TAMPA, Fla. – A back injury limited Austin Romine to just 31 games in 2012.
Once rated as one of the top prospects in New York’s minor league system by scouts and publications, the catcher has plummeted due to the injury-riddled campaign.
Now, he’s trying to show everyone that even though he was hampered last season he still is an elite player despite losing valuable time on the field.
“With an injury you lose some time and that’s huge because you don’t have a lot of time in this game to make an impression,” Romine said. “I’m looking to go back and let them know I’m still the guy that they want in New York at the end of the day.”
When he was healthy in previous seasons, the 24-year-old proved he is one of the top catchers in the minors. In 2011 he played at three levels starting at Double-A Trenton and advancing to Scranton/Wilkes-Barre before making his Major League debut for New York. That helped him be ranked the No. 8 prospect in the organization according to Baseball America.
But then last spring training he was diagnosed with two bulging discs in his back. He was sidelined from February until July when he finally started getting some playing time, but it appeared to be too late for the 2012 season and he dropped in the BA team rankings to No. 17 this season. But he continued to workout and get stronger and better than ever heading into this campaign.
“I got to Triple-A right at the end and just tried to get as many at-bats as I could. My back now is 100 percent and I’m ready to go,” Romine said. “Ready to get to Scranton and get back in it as an everyday catching thing. I want to catch 120 games, as many as needed. I’m really excited to be going out there.”
Once he got on the field again, the top defensive catcher in the Yankees organization could have been in the driver’s seat for a shot at the starting catcher role in New York when Russell Martin signed with the Pirates. But in a competition in spring training, Romine was the odd-man out of a three-catcher race with Francisco Cervelli and Chris Stewart. Yankees manager Joe Girardi said during spring that the youngster of the group would benefit more playing everyday in the minors instead of being in a possible platoon situation in the Majors.
That has given the two-time Futures Game selection more incentive to get to the bigs.

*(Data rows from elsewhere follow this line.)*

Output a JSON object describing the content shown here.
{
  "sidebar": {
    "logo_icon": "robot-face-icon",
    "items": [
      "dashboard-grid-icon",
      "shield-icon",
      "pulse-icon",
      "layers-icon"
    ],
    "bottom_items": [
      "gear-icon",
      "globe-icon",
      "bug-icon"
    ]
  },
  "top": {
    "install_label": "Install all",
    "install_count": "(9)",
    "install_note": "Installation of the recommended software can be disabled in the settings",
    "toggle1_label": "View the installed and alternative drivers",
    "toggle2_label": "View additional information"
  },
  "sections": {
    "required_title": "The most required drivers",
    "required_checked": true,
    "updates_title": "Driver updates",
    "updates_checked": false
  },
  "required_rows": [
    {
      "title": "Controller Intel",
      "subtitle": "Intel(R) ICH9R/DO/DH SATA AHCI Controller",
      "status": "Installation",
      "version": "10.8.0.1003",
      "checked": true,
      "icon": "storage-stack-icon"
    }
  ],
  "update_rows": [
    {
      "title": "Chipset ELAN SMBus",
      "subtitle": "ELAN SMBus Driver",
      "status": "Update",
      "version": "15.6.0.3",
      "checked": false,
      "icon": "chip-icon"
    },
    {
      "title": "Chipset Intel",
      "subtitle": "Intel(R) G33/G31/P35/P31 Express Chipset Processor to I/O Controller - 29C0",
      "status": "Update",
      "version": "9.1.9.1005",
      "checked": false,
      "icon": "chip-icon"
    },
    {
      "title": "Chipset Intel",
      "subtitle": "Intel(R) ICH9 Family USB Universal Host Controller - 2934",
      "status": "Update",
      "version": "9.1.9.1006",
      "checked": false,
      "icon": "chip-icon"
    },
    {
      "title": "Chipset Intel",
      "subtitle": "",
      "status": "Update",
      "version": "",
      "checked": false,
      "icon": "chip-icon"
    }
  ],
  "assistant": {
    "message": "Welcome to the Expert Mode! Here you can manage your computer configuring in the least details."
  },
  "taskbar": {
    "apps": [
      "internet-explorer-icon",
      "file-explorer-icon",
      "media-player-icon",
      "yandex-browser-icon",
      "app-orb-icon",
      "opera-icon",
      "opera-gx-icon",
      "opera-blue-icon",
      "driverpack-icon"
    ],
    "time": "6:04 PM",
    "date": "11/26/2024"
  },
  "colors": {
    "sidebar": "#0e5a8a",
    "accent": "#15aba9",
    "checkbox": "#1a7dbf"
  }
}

“Anywhere you go there’s going to be guys above you and below you. Until you get that starting job with the big team there’s always someone in front and there’s always someone behind pushing you,” he said. “It’s actually a good thing because it keeps you on your toes, keeps you working hard. There’s that ‘I want to be better than that guy.’ It really keeps pushing you to get better.”
In previous healthy seasons, Romine was behind coveted prospect Jesus Montero in the organization. He’s still not the top-ranked backstop with 20-year-old Gary Sanchez — who many consider a clone of Montero — highly regarded.
But Romine has shown ability in the past of being that elite player, and with a strong rebound season he could be back up there by himself.